*** DATA RECORDS Section Begins ***

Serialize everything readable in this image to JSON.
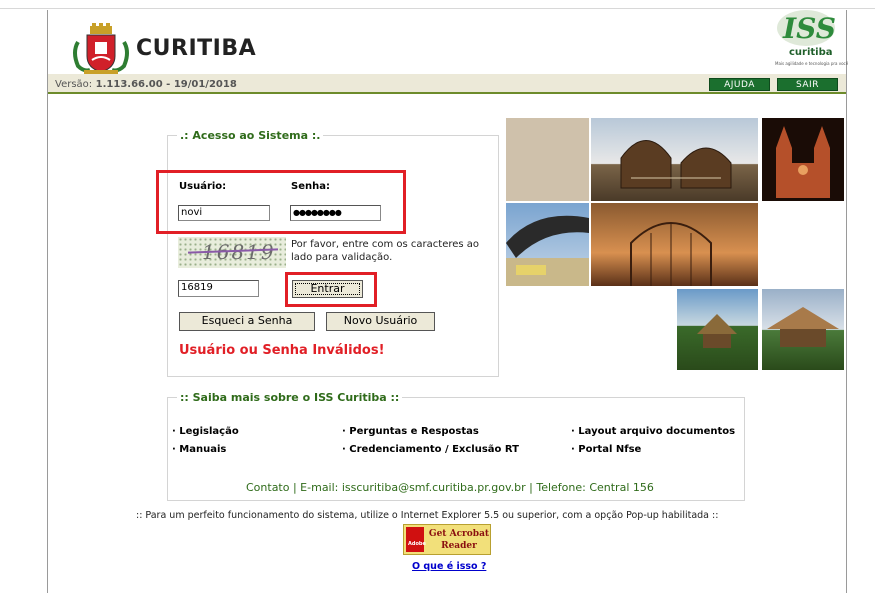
{
  "header": {
    "brand_name": "CURITIBA",
    "version_label": "Versão:",
    "version_value": "1.113.66.00 - 19/01/2018",
    "iss_logo": {
      "big": "ISS",
      "sub": "curitiba",
      "tagline": "Mais agilidade e tecnologia pra você"
    },
    "nav": {
      "help": "AJUDA",
      "exit": "SAIR"
    }
  },
  "login": {
    "legend": ".: Acesso ao Sistema :.",
    "user_label": "Usuário:",
    "password_label": "Senha:",
    "user_value": "novi",
    "password_value": "●●●●●●●●",
    "captcha_image_text": "16819",
    "captcha_instructions": "Por favor, entre com os caracteres ao lado para validação.",
    "captcha_value": "16819",
    "enter_button": "Entrar",
    "forgot_button": "Esqueci a Senha",
    "new_user_button": "Novo Usuário",
    "error_message": "Usuário ou Senha Inválidos!"
  },
  "info": {
    "legend": ":: Saiba mais sobre o ISS Curitiba ::",
    "links": [
      "· Legislação",
      "· Perguntas e Respostas",
      "· Layout arquivo documentos",
      "· Manuais",
      "· Credenciamento / Exclusão RT",
      "· Portal Nfse"
    ],
    "contact": "Contato | E-mail: isscuritiba@smf.curitiba.pr.gov.br | Telefone: Central 156"
  },
  "footer": {
    "note": ":: Para um perfeito funcionamento do sistema, utilize o Internet Explorer 5.5 ou superior, com a opção Pop-up habilitada ::",
    "acrobat_brand": "Adobe",
    "acrobat_text": "Get Acrobat Reader",
    "what_is_it": "O que é isso ?"
  },
  "colors": {
    "green": "#1b6f2e",
    "highlight_red": "#e11f26",
    "legend_green": "#2f6b1a"
  },
  "icons": [
    "curitiba-coat-of-arms-icon",
    "iss-logo-icon",
    "adobe-acrobat-icon"
  ]
}
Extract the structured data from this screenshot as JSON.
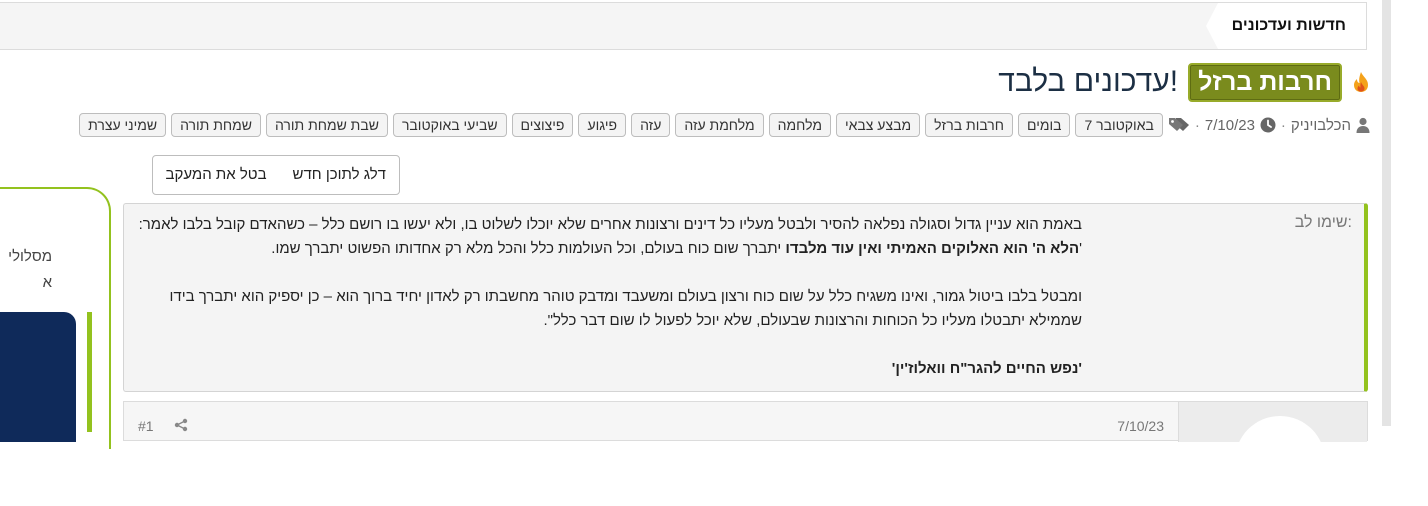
{
  "breadcrumb": {
    "label": "חדשות ועדכונים"
  },
  "thread": {
    "prefix": "חרבות ברזל",
    "title": "עדכונים בלבד!",
    "fire_icon": "fire-icon",
    "author": "הכלבויניק",
    "date": "7/10/23",
    "separator": "·",
    "tags": [
      "7 באוקטובר",
      "בומים",
      "חרבות ברזל",
      "מבצע צבאי",
      "מלחמה",
      "מלחמת עזה",
      "עזה",
      "פיגוע",
      "פיצוצים",
      "שביעי באוקטובר",
      "שבת שמחת תורה",
      "שמחת תורה",
      "שמיני עצרת"
    ]
  },
  "buttons": {
    "skip_new": "דלג לתוכן חדש",
    "unwatch": "בטל את המעקב"
  },
  "notice": {
    "label": "שימו לב:",
    "p1_a": "באמת הוא עניין גדול וסגולה נפלאה להסיר ולבטל מעליו כל דינים ורצונות אחרים שלא יוכלו לשלוט בו, ולא יעשו בו רושם כלל – כשהאדם קובל בלבו לאמר: '",
    "p1_bold": "הלא ה' הוא האלוקים האמיתי ואין עוד מלבדו",
    "p1_b": " יתברך שום כוח בעולם, וכל העולמות כלל והכל מלא רק אחדותו הפשוט יתברך שמו.",
    "p2": "ומבטל בלבו ביטול גמור, ואינו משגיח כלל על שום כוח ורצון בעולם ומשעבד ומדבק טוהר מחשבתו רק לאדון יחיד ברוך הוא – כן יספיק הוא יתברך בידו שממילא יתבטלו מעליו כל הכוחות והרצונות שבעולם, שלא יוכל לפעול לו שום דבר כלל\".",
    "source": "'נפש החיים להגר\"ח וואלוז'ין'"
  },
  "side": {
    "line1": "מסלולי",
    "line2": "א"
  },
  "post": {
    "date": "7/10/23",
    "number": "#1"
  },
  "colors": {
    "accent": "#93c21e",
    "prefix_bg": "#7a8b1d",
    "title": "#1c2f44",
    "dark_panel": "#0f2a5a"
  }
}
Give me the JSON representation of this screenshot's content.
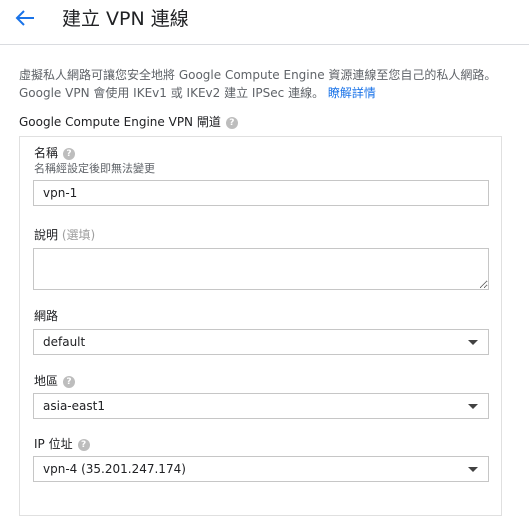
{
  "header": {
    "title": "建立 VPN 連線"
  },
  "intro": {
    "text": "虛擬私人網路可讓您安全地將 Google Compute Engine 資源連線至您自己的私人網路。Google VPN 會使用 IKEv1 或 IKEv2 建立 IPSec 連線。",
    "link": "瞭解詳情"
  },
  "section": {
    "title": "Google Compute Engine VPN 閘道"
  },
  "form": {
    "name": {
      "label": "名稱",
      "hint": "名稱經設定後即無法變更",
      "value": "vpn-1"
    },
    "description": {
      "label": "說明",
      "optional": "(選填)",
      "value": ""
    },
    "network": {
      "label": "網路",
      "value": "default"
    },
    "region": {
      "label": "地區",
      "value": "asia-east1"
    },
    "ip": {
      "label": "IP 位址",
      "value": "vpn-4 (35.201.247.174)"
    }
  },
  "colors": {
    "accent": "#1a73e8",
    "help_icon": "#bdbdbd",
    "border": "#c6c6c6"
  }
}
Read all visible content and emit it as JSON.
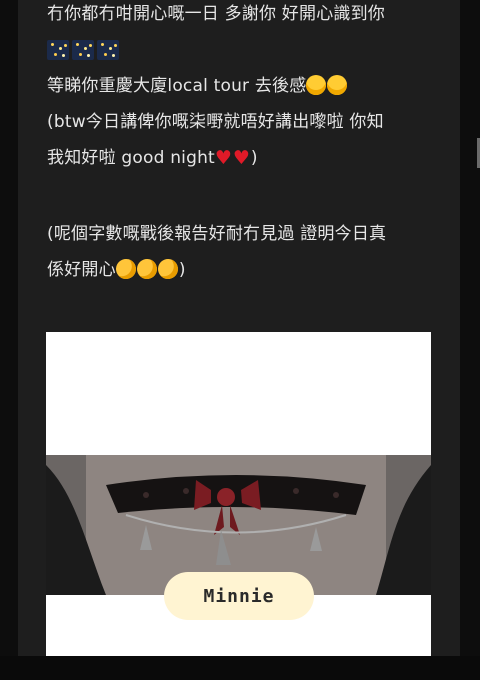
{
  "post": {
    "line1": "冇你都冇咁開心嘅一日 多謝你 好開心識到你",
    "line3": "等睇你重慶大廈local tour 去後感",
    "line4": "(btw今日講俾你嘅柒嘢就唔好講出嚟啦 你知",
    "line5_text": "我知好啦 good night",
    "line5_end": ")",
    "line7": "(呢個字數嘅戰後報告好耐冇見過 證明今日真",
    "line8_text": "係好開心",
    "line8_end": ")"
  },
  "photo": {
    "caption": "Minnie"
  }
}
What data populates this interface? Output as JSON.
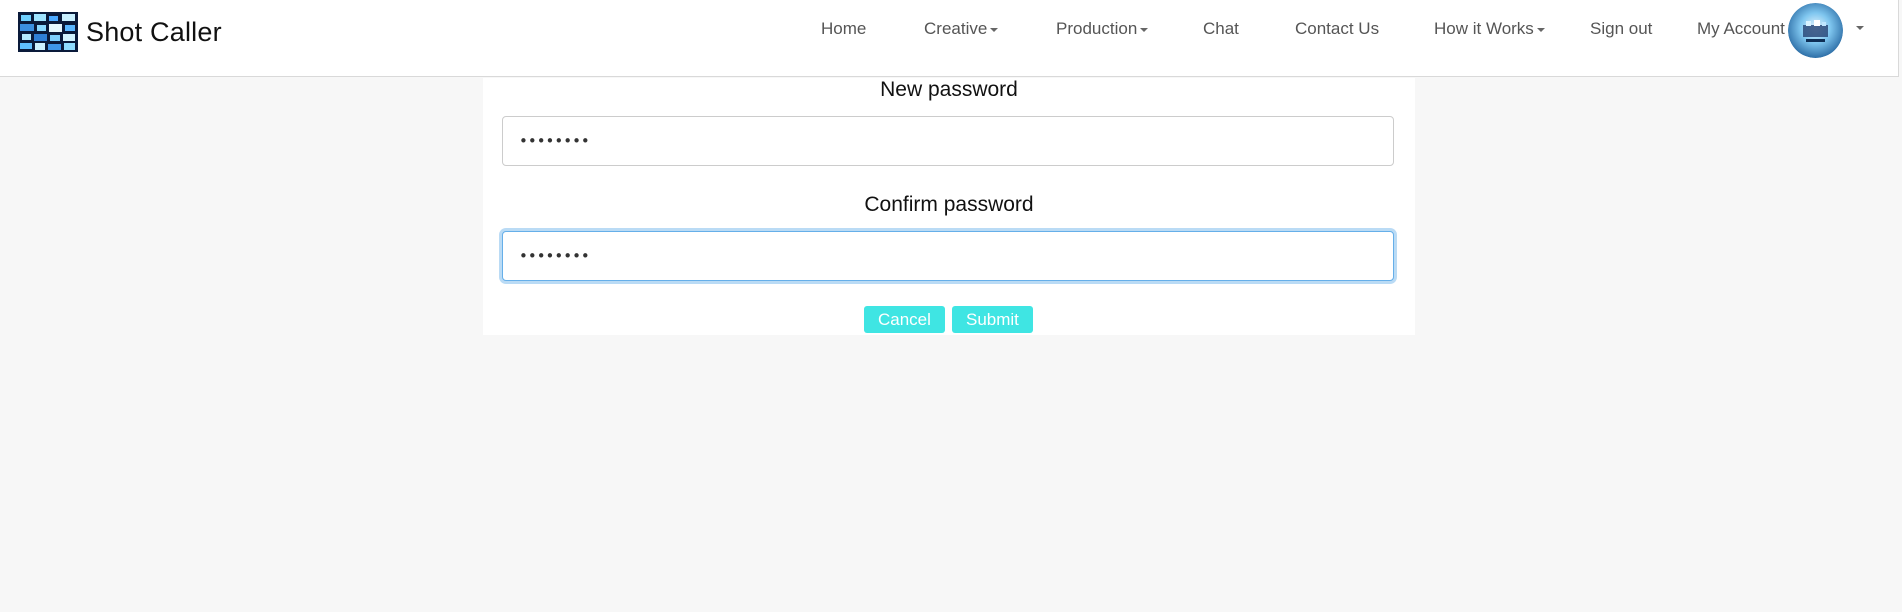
{
  "brand": {
    "name": "Shot Caller",
    "logo_icon": "film-grid-logo"
  },
  "nav": {
    "items": [
      {
        "label": "Home",
        "dropdown": false
      },
      {
        "label": "Creative",
        "dropdown": true
      },
      {
        "label": "Production",
        "dropdown": true
      },
      {
        "label": "Chat",
        "dropdown": false
      },
      {
        "label": "Contact Us",
        "dropdown": false
      },
      {
        "label": "How it Works",
        "dropdown": true
      },
      {
        "label": "Sign out",
        "dropdown": false
      }
    ],
    "account_label": "My Account",
    "account_icon": "user-avatar"
  },
  "form": {
    "new_password_label": "New password",
    "new_password_value": "••••••••",
    "confirm_password_label": "Confirm password",
    "confirm_password_value": "••••••••",
    "cancel_label": "Cancel",
    "submit_label": "Submit"
  },
  "colors": {
    "button_bg": "#3fe5e3",
    "focus_ring": "#66afe9",
    "page_bg": "#f7f7f7"
  }
}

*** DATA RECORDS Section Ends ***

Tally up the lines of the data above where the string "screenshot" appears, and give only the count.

▶ **REPLY**:
2